I had a fun facial party with my boyfriend's mom and some of her friends over the weekend. It was the biggest party I have ever done, and so it took longer than I expected. All of the women were fun and chatty, so the time felt like it was going by quickly and I was surprised by how late it was when we were done. The more I do the parties, the more I enjoy them, and the longer the span of time between them, the more I forget that I enjoy them. I have another one coming up this Thursday with one of my teachers, who is very fun and already likes Mary Kay.

Next weekend my mom is coming to visit. She's never seen the house I live in and, quite possibly, has never met my roommates. I'm so excited for her to come and see the things I do around here and to meet my friends. I'm going to take her to... oh wait, I can't write it here because she reads this blog! It's a surprise. Granted, there aren't too many super duper exciting things around here, but there are some places that I enjoy and I want to share them with her.

This afternoon I'm getting my hair cut for the first time in a long while! I've been growing it out for years and getting it trimmed when it starts to get nasty, but now it's way too long and gets tangled all the time, no matter how well I care for it. A few inches need to go! I will donate to locks of love if my hair is long enough that they can take 10 inches without leaving me with the same mistake of a hair cut that I got four years ago that made me look like Peter Pan... and not in a good way. If not, I'll just lose between 3 and 6, depending on how risky I feel like being.

Learning lots,

UPDATE: Lost 10 inches of hair today!
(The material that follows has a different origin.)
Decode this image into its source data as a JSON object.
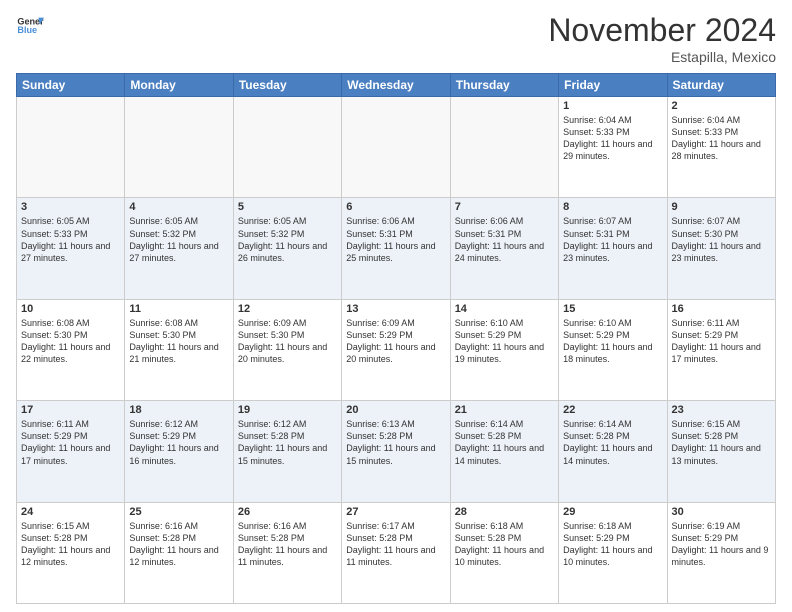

Bumped my hair back up to my shoulders... I am getting used to it, and comforting myself with the knowledge that I just gave my hair to a child that needs it more than I do. Now, how do I style short hair??